Note that the wilting response to drought varies by species, and only one cultivar was used in the study. Other cultivars may wilt differently, making it important to watch your plants closely. Other drought stress indicators such as growing media moisture content may be better suited for some cultivars.

Figure 2. Visual effects of drought stress on Cannabis sativa L. ‘NC:Med (Nebula)’
Photos by Deron Caplan

Tip 2: Apply drought stress during mid-to-late flowering.

Drought stress timing is essential to minimize yield losses and maximize the concentration of secondary metabolites. If drought is applied while the plants are growing vegetatively, you can expect a drop in yield. In the U of G study, drought was applied at week 7 in flower when vegetative growth was mostly complete.

Cannabinoids accumulate mostly during the flowering stage, but the timing of cannabinoid concentration varies by cultivar. It is best to collect cannabinoid content data throughout the crop to inform when to apply the stress, but this can be cost prohibitive for some growers. In most cases, a good place to start is two to three weeks before harvest and iterate from there.

Tip 3: Start slow, and don’t overdo it.

A host of factors can influence water use in plants. For example, high heat, low humidity and high airflow can increase water usage. Additionally, a low growing media volume can decrease water availability. Both increased water usage and reduced availability can expedite drought stress symptoms.

In the U of G study, wilting occurred after 11 days without water. The drought stress was gradual, allowing the plants to acclimate.
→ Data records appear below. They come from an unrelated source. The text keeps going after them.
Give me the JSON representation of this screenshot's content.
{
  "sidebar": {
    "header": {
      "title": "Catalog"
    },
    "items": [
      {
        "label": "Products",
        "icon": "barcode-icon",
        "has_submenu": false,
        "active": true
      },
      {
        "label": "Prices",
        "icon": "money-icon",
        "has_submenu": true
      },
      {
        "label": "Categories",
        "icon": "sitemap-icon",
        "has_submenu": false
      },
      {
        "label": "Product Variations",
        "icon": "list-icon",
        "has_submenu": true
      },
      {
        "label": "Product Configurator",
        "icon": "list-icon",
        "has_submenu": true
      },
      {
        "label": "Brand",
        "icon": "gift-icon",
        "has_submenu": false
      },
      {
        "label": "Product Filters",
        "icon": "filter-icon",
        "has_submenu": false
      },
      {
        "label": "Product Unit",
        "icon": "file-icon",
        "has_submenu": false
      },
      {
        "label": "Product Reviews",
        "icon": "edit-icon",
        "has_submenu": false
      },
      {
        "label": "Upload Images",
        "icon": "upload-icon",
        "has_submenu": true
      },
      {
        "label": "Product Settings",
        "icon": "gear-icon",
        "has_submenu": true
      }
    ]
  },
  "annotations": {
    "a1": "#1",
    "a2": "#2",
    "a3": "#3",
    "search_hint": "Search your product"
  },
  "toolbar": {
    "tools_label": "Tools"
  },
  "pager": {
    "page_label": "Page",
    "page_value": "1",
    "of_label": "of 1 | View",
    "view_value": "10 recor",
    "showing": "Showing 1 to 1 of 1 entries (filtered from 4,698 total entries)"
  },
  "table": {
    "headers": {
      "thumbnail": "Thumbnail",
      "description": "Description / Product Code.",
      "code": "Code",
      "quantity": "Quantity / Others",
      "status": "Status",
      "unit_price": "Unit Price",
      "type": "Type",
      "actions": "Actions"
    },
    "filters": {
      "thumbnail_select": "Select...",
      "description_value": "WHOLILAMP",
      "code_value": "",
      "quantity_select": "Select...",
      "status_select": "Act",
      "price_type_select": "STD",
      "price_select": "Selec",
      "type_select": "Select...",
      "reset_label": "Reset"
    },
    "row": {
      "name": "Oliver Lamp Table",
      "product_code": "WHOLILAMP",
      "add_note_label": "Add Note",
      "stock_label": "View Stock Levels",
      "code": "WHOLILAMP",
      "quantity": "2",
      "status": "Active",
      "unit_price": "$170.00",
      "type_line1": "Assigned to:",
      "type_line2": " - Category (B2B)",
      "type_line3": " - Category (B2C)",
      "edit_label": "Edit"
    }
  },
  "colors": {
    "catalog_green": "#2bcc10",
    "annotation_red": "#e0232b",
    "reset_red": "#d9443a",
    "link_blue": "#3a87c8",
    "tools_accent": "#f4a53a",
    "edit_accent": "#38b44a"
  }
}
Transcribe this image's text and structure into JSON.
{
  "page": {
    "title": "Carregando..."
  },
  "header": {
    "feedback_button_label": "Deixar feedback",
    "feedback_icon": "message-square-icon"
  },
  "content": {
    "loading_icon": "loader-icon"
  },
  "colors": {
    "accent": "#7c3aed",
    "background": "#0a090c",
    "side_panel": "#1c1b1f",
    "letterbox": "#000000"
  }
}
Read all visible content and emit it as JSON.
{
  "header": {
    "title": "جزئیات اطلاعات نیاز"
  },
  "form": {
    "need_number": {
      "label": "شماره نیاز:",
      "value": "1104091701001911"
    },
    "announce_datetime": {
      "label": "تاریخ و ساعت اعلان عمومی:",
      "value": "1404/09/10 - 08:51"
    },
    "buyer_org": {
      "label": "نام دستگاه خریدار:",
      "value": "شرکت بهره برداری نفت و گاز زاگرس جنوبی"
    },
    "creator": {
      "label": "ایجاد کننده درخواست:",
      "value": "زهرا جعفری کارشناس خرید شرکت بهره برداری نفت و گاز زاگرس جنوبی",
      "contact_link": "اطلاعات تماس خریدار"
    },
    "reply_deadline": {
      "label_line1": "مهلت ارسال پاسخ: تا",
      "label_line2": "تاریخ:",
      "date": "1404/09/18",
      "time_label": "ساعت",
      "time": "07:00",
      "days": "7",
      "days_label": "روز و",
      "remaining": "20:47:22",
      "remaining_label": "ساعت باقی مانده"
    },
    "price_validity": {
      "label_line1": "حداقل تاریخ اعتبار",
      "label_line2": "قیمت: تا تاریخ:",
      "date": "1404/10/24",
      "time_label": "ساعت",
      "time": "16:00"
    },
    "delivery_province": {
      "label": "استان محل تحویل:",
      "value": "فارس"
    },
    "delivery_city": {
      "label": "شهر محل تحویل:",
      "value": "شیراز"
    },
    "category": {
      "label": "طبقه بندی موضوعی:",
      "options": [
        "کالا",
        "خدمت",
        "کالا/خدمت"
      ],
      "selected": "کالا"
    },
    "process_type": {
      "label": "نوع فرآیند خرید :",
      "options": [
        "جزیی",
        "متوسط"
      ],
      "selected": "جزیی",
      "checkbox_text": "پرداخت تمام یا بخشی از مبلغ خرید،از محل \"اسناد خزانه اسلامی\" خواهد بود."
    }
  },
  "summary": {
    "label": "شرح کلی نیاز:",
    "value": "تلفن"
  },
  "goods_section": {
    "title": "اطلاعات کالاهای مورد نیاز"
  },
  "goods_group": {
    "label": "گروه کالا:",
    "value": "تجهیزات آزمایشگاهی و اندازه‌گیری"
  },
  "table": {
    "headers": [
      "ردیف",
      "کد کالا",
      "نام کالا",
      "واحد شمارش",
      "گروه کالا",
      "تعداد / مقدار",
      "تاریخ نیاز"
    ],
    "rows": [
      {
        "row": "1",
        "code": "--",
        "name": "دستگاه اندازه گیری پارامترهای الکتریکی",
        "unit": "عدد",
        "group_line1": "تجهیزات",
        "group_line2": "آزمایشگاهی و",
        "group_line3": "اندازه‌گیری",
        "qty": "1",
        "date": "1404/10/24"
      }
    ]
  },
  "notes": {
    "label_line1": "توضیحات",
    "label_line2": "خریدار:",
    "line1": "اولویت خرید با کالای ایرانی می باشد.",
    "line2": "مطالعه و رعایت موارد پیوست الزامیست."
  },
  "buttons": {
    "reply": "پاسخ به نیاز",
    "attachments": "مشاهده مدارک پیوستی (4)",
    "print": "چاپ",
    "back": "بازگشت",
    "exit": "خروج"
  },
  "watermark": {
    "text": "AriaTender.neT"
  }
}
Keep this time frame in mind when applying drought stress in your cultivation system—you may need to adjust environmental conditions, the growing media, or the pot size to get comparable results.

Dr. Deron Caplan, PhD, is the Director of R&D at Flowr in Kelowna, B.C.